WHAT IS BEING ASKED: Search the entries for the word "Messenger". Copy each line in which it is found.
(RECORDS SUPPLIED begins)
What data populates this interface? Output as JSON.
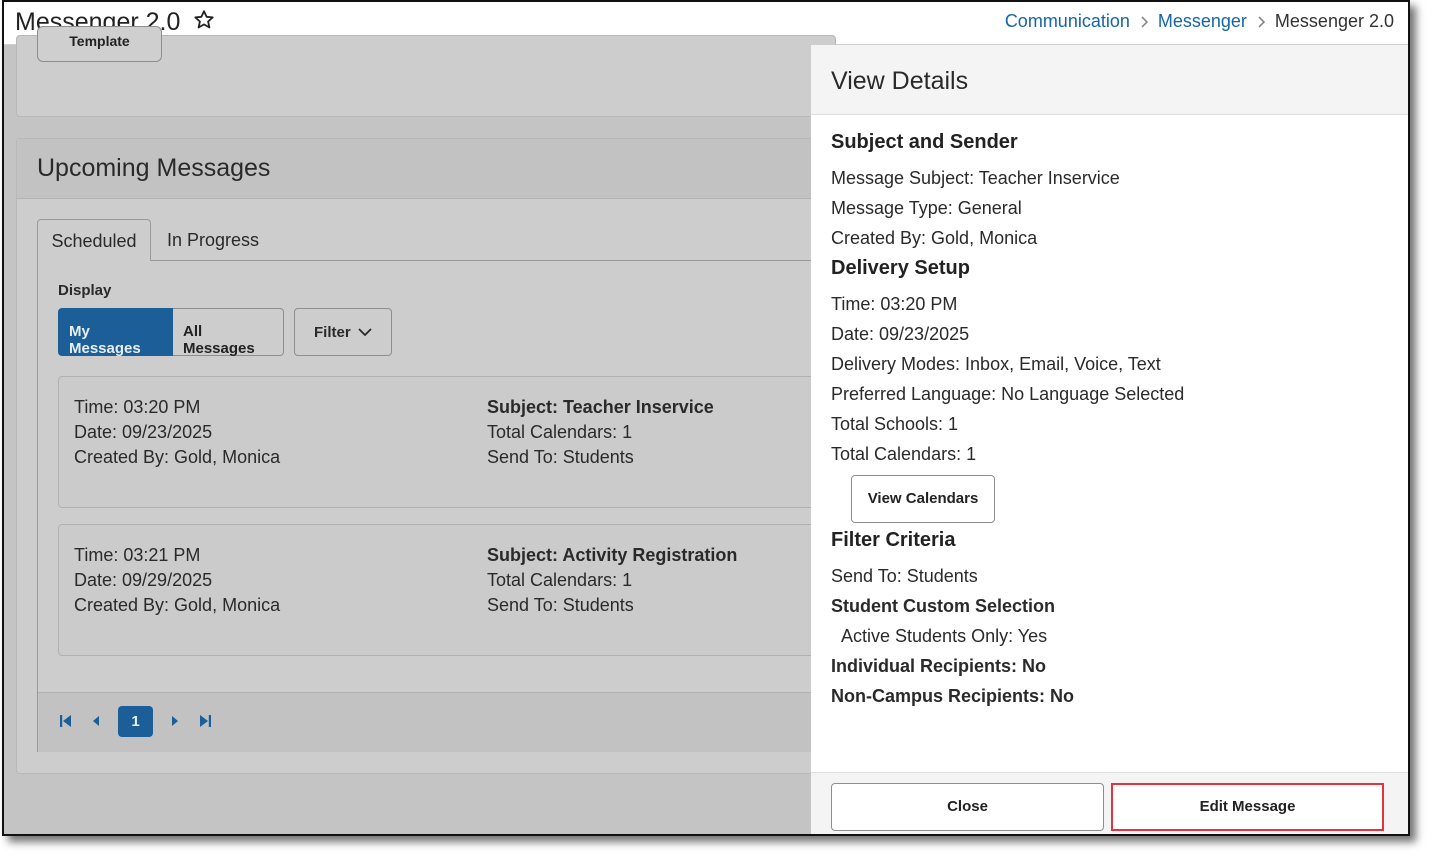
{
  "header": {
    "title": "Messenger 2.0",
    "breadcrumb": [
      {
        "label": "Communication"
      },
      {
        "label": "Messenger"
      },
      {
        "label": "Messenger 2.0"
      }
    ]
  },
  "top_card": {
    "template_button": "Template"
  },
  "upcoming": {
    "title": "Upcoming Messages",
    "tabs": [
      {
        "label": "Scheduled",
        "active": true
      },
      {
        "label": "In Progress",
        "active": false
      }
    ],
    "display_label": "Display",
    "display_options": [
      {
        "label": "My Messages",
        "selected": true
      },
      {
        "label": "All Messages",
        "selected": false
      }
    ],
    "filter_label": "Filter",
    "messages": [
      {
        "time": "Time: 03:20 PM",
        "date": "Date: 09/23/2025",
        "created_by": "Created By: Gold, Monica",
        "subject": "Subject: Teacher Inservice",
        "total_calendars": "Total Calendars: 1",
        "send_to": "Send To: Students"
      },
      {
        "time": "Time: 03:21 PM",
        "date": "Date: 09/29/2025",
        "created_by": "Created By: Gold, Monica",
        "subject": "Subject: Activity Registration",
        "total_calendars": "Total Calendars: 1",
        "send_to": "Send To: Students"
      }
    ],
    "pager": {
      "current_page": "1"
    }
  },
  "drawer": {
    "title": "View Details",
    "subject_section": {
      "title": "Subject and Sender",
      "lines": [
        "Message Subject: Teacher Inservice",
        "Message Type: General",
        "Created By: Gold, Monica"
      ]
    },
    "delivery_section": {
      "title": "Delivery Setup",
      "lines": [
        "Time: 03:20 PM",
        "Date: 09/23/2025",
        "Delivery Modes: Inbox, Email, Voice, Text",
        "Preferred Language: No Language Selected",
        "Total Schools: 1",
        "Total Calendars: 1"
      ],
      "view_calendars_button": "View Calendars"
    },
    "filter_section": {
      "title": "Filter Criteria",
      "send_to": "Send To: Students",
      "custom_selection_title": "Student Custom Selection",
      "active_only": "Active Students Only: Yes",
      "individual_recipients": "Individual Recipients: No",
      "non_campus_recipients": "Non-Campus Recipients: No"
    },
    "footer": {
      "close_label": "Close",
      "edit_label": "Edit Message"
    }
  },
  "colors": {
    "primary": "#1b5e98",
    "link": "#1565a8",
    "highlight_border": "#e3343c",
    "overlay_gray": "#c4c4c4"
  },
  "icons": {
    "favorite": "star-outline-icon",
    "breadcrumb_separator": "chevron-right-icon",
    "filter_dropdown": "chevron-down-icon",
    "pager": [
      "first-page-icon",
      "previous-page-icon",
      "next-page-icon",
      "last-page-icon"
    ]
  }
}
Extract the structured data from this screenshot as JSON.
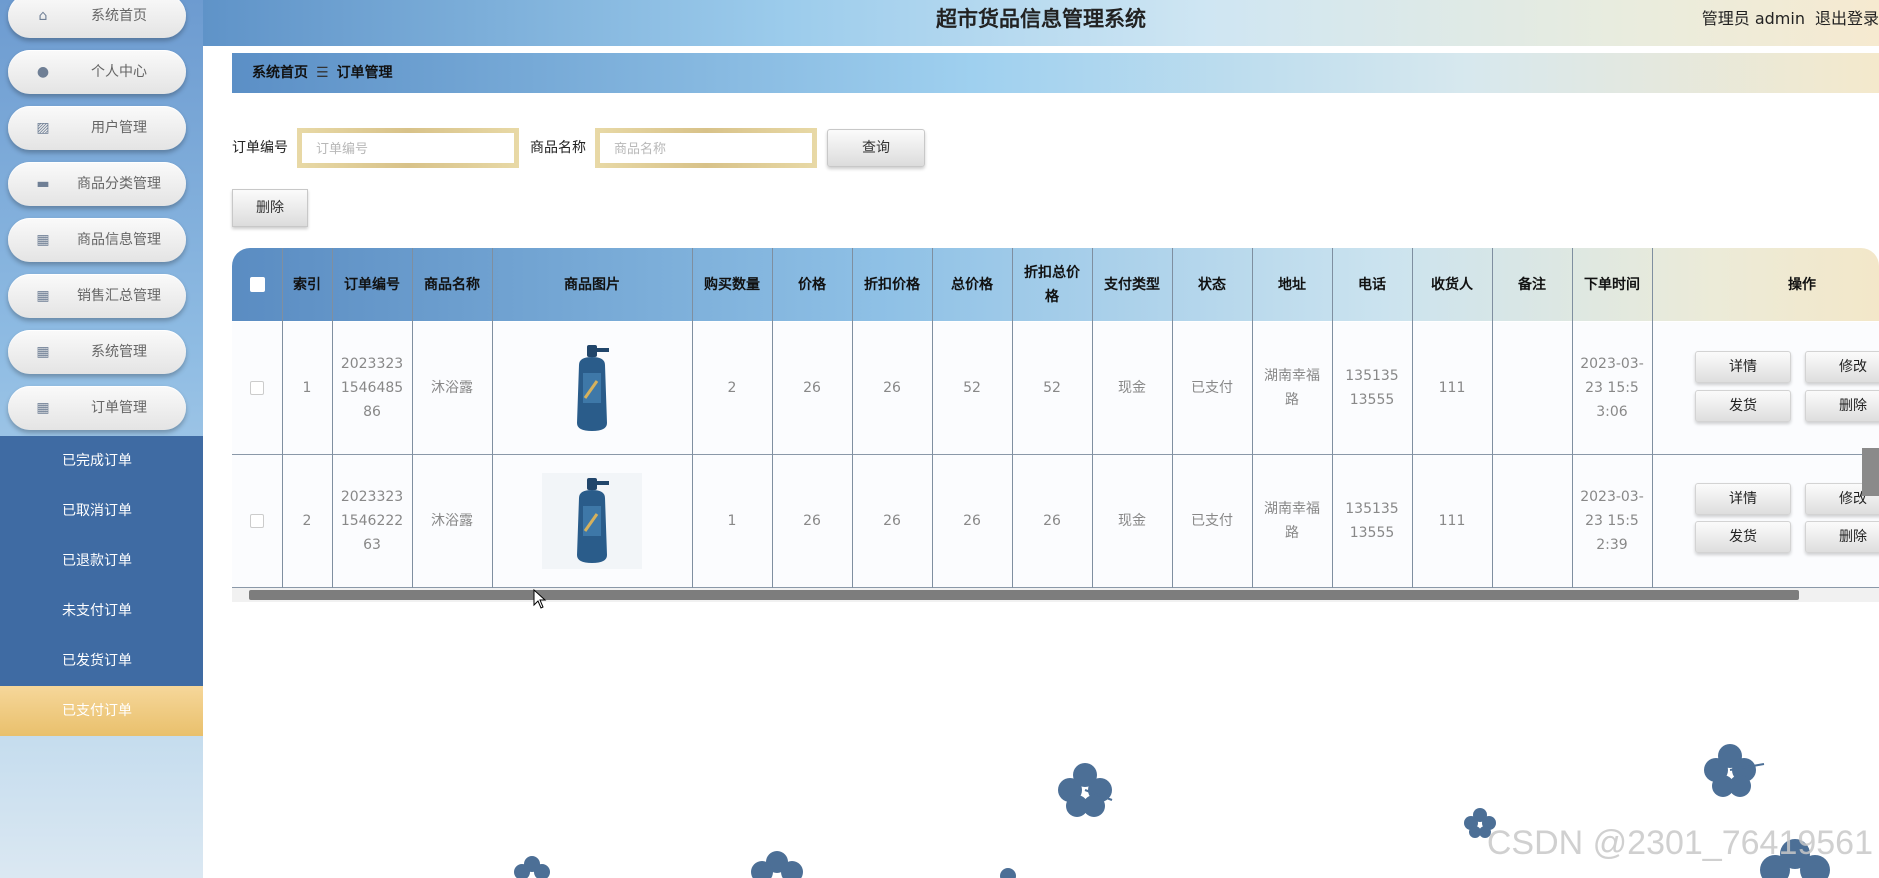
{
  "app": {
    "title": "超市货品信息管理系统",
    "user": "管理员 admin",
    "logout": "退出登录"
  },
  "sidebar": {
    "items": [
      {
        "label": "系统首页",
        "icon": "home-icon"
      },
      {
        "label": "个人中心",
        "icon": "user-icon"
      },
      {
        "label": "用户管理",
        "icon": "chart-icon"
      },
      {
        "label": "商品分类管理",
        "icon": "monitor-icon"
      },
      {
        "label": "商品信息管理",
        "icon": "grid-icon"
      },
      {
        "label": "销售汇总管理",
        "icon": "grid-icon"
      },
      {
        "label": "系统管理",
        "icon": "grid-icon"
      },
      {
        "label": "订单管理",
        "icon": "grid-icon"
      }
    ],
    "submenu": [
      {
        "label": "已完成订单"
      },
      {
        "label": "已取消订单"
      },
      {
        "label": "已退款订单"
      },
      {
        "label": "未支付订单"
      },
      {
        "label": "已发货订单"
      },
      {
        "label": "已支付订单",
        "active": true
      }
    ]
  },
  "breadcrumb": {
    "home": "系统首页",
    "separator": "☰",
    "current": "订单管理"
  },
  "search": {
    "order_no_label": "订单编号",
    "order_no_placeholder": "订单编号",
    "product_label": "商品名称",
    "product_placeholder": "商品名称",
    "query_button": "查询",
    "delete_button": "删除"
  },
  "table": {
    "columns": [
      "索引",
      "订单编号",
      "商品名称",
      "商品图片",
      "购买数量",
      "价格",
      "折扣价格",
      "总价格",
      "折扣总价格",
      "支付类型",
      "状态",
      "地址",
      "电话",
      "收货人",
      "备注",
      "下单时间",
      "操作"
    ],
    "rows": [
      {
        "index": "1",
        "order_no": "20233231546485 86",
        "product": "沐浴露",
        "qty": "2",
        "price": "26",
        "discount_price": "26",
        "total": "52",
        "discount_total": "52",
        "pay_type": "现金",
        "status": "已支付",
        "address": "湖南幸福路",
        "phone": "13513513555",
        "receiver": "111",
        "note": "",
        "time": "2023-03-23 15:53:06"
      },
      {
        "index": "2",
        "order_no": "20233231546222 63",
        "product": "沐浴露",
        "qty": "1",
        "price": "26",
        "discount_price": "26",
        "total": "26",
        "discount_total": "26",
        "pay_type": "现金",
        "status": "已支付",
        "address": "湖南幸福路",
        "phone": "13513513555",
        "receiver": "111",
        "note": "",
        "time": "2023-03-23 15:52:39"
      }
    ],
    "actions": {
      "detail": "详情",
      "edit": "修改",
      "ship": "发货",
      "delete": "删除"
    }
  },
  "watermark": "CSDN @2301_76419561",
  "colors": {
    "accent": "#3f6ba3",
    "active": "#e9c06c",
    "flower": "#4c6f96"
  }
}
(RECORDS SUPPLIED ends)
EXERCISE OUTPUT:
    "title": "Messenger 2.0",
        "label": "Messenger"
        "label": "Messenger 2.0"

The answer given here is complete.